- 2/4 March: Murdo MacLeod (replacing Mrs. John MacColl)
- Strathspey: Cabar Feidh (replacing Arniston Castle)
- Reel: Ca’ the Ewes (replacing Major Manson)
- Hornpipe: HMS Renown (replacing Train Journey North)
- Jig: Donald Cameron’s Powder Horn (replacing Alan MacPherson of Mosspark)
- 6/8 March: Dornach Highland Gathering (replacing Dundee City Police Pipers)
- Piobaireachd: Lament for the Only Son (replacing Massacre of Glencoe)
These are all in addition to a few new tunes for the band that were distributed earlier this week.
I also like to take some time to get my instrument together, adding hemp where necessary and doing a general maintenance update.
I’m also trying to expand my number private performances, which means I need to brush up on some smaller tunes to fill time.
So that’s what my offseason looks like. Do you have any plans for your piping over the next few months?
Regardless of how you feel about them, solo competitions are a fixture in the piping world, and if you’re serious about improving your piping they are something that must be undertaken. We can sit here and argue all day about liking or hating competition, but the fact is that playing for a trained ear is a great way to improve, and competitions give us that chance.
I’ve come to realize a few things about the tunes I’ve chosen for competitions, and I’ll share them with you now. (more…)
There are a lot of benefits to playing solo competitions, and after seven seasons of active competition I can attribute a lot of my improvement to competitions. Competitions have motivated me to practice, and knowing that I’ll be playing for a judge’s trained ear has made that practice more guided and thoughtful. My endurance has improved, my technique become more consistent, my ear become more critical toward my tuning and playing.
There’s also the constant battle against yourself and your nerves, and this still gives me a thrill.
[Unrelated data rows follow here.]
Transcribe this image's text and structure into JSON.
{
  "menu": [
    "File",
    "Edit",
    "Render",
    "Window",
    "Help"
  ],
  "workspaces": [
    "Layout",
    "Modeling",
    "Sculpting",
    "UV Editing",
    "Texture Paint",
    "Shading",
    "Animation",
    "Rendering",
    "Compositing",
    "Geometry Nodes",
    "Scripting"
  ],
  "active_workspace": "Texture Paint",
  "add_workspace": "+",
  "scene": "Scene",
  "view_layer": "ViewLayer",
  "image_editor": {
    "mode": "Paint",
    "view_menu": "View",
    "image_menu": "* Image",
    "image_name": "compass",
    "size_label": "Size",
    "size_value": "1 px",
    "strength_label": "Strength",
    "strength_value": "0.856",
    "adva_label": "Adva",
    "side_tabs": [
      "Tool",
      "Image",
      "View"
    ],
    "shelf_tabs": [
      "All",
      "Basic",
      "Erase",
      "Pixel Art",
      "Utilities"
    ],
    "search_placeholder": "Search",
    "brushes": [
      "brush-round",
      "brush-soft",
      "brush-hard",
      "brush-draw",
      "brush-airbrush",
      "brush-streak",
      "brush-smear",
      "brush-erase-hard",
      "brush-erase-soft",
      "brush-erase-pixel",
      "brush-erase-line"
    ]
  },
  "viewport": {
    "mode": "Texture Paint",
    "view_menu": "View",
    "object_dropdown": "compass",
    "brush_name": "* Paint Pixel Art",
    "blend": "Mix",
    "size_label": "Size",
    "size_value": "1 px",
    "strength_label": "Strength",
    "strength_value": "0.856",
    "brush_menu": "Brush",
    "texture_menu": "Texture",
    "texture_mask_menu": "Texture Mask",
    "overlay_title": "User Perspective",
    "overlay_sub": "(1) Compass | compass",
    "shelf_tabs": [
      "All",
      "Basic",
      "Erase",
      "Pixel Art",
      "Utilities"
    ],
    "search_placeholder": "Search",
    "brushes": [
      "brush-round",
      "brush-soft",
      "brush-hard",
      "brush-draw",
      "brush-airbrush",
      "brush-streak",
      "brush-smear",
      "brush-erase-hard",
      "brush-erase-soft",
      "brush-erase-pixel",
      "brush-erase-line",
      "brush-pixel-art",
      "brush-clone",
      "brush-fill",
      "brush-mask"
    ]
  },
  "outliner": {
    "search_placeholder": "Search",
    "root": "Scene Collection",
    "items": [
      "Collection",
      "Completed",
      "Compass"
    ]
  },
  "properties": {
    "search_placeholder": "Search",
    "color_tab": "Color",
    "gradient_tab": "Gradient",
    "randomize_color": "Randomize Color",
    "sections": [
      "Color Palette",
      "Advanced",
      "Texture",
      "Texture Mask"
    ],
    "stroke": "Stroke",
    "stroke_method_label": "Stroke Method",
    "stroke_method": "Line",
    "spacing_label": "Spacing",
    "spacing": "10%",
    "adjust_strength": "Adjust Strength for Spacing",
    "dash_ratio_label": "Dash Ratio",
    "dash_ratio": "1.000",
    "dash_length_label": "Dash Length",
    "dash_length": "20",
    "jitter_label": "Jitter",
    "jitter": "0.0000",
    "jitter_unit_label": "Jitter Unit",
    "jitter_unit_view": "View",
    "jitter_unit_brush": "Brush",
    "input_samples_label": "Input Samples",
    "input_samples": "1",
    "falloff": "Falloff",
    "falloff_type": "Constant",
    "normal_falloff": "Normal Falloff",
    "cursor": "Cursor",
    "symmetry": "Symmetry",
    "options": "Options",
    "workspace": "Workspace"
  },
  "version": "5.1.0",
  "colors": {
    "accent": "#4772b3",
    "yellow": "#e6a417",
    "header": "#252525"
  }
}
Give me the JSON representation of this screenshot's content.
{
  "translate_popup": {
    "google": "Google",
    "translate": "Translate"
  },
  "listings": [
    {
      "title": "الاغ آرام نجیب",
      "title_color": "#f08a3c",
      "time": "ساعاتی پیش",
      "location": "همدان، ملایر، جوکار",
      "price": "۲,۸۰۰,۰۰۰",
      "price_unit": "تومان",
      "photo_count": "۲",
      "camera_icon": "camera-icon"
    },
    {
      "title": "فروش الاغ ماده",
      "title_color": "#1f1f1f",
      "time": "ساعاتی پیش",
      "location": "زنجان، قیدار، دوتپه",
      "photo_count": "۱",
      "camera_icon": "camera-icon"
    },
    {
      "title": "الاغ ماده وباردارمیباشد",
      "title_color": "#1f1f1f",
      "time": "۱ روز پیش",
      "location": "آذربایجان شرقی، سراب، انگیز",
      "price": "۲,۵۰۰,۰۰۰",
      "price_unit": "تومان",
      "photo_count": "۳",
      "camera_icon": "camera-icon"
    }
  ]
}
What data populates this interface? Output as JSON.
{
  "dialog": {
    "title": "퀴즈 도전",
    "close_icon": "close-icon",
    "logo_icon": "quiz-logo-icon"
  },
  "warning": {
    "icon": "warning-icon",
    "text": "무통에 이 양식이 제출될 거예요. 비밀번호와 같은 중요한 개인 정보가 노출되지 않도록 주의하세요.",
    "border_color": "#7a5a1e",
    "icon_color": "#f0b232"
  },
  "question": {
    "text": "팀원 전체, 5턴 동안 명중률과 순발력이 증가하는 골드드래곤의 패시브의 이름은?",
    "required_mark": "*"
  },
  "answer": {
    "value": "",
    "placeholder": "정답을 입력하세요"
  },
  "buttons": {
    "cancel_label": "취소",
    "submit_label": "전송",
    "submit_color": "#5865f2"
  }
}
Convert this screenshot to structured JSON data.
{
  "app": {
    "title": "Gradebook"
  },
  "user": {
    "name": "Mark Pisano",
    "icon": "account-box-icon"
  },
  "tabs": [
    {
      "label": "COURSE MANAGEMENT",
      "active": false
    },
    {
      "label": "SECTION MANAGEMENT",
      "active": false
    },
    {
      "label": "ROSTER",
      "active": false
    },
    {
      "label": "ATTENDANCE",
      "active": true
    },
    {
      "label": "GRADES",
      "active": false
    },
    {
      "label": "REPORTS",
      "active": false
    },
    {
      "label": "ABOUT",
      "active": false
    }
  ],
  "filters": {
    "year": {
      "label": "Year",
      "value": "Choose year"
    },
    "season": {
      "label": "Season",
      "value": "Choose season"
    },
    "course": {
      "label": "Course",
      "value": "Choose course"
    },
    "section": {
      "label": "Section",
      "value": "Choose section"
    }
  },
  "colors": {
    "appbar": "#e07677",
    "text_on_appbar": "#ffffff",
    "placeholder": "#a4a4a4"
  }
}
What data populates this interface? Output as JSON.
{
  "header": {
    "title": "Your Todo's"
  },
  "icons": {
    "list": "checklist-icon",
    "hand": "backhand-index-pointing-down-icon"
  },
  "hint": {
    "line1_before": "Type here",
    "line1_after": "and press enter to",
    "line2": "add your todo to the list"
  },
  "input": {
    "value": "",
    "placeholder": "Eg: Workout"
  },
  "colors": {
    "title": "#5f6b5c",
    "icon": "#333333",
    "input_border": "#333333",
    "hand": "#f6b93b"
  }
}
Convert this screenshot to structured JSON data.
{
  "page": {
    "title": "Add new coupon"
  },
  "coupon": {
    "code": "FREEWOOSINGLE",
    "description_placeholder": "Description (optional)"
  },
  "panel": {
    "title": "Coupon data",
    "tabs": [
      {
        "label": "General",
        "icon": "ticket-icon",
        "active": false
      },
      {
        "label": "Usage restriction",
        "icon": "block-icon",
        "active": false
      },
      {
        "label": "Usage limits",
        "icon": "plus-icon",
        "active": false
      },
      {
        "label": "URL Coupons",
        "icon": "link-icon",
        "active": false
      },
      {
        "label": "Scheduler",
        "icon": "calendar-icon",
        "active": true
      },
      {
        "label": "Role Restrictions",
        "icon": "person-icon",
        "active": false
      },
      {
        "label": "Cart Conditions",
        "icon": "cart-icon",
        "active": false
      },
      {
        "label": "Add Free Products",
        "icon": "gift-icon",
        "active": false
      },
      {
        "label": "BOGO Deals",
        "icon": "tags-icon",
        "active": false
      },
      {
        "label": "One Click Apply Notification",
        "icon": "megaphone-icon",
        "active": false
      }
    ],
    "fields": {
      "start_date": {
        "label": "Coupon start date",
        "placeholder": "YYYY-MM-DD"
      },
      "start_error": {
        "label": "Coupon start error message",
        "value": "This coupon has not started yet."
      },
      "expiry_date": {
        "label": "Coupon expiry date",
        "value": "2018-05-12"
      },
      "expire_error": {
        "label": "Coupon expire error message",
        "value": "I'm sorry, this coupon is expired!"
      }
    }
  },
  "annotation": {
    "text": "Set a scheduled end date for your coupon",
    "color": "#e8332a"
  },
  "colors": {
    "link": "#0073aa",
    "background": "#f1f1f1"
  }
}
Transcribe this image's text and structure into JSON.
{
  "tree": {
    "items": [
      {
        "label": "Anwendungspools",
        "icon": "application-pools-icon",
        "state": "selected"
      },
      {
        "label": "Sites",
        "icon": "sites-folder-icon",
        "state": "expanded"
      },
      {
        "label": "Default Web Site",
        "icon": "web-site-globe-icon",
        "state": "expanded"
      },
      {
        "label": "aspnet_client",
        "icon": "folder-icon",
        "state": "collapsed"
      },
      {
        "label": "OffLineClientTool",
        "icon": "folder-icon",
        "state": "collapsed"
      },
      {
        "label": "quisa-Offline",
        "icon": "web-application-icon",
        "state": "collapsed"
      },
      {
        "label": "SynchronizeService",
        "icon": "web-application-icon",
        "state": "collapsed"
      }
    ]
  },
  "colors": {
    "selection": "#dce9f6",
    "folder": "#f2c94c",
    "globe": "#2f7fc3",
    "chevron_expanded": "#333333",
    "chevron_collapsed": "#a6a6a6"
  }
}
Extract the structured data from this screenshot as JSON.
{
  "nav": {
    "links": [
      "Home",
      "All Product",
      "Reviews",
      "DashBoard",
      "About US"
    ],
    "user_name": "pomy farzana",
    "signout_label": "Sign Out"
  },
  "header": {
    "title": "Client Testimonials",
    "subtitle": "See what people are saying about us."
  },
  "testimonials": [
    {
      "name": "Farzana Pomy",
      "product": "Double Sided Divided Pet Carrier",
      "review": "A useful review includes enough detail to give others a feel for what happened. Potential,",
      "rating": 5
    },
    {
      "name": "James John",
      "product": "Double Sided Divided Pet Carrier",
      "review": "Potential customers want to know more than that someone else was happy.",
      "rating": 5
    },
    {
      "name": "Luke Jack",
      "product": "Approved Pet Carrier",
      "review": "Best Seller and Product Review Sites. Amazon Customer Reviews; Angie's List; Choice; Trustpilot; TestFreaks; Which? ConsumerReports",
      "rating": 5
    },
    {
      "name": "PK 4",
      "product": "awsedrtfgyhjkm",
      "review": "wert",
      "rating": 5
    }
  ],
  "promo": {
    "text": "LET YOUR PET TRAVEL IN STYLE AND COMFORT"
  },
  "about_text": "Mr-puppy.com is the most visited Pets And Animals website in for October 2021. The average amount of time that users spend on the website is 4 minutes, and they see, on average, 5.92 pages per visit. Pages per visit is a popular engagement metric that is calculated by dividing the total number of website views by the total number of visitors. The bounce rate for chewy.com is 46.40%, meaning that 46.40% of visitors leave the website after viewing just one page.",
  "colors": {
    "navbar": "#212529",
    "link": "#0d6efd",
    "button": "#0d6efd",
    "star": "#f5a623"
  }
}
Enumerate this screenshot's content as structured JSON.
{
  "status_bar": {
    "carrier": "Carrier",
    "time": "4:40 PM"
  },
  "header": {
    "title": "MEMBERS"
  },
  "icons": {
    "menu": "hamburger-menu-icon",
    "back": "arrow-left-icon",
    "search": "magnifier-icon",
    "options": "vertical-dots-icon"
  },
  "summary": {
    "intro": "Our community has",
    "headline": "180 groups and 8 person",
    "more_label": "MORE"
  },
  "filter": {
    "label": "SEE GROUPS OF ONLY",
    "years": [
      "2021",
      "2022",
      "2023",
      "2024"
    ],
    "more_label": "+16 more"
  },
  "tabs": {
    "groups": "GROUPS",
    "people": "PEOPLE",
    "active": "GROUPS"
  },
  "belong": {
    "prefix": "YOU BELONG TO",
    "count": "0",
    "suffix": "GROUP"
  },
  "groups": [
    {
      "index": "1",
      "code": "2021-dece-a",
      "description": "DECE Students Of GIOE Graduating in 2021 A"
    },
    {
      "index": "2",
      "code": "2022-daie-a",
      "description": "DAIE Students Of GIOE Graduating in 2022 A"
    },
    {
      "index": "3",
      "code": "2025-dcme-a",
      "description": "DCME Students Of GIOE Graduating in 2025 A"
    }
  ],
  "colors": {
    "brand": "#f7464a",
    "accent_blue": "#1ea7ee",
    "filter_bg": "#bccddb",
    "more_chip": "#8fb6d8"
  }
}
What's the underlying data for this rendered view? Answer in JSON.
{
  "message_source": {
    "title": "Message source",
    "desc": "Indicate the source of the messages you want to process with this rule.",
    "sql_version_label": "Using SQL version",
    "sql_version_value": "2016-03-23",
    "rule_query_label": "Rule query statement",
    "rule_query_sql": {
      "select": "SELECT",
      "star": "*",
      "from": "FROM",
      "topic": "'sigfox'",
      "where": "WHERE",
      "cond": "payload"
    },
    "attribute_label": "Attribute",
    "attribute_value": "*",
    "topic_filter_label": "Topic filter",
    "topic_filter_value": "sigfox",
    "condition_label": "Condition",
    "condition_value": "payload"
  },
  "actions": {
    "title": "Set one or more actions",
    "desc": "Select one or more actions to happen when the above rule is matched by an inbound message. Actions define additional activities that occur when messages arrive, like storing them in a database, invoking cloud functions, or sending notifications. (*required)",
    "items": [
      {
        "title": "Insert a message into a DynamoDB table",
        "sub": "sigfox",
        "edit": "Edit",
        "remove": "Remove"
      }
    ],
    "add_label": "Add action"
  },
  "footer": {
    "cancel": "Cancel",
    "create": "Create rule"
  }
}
Do I have what it takes to get up in front of accomplished piper, push my nervousness away, then settle my pipes and play a good tune? That’s the question I answer every time I step in front of a judge; unfortunately the answer is not always “yes,” but that motivates me to work harder for the next time.
But there is a downside to focusing so much on solo competitions: repertoire. Knowing that my only performances in the next few months will be competitions encourages me to practice my competition repertoire, to the exclusion of the dozens of other tunes I’ve learned in my dozen years of piping. Since I’m never really satisfied with how I play my competition tunes, I don’t feel like I can move on to other stuff.
But one of the things that makes good pipers is knowing lots of tunes, and that doesn’t happen when you only play competition stuff. Every once in a while I’ll take off from my competition stuff to play older stuff. I’ll pick a category of tunes (like 2/4 march) and play every one of those tunes that I can think of. It’s a good memory challenge, but it’s fun to dust off old tunes. I’ve rediscovered quite a few favorites this way, and it makes me feel like I know more.
Andrew Douglas over at The Piper’s DoJo posted on this a while back, and he has a nice quote that’s worth some thought:
“The truth is, no tune will ever be perfect – that’s the name of the game; how close can you come?”
If you try to focus on one tune until it’s perfect, you’ll never play anything else. Revive some of those old tunes that you learned when you were first playing. It’s a trip down nostalgia lane, and it’s fun.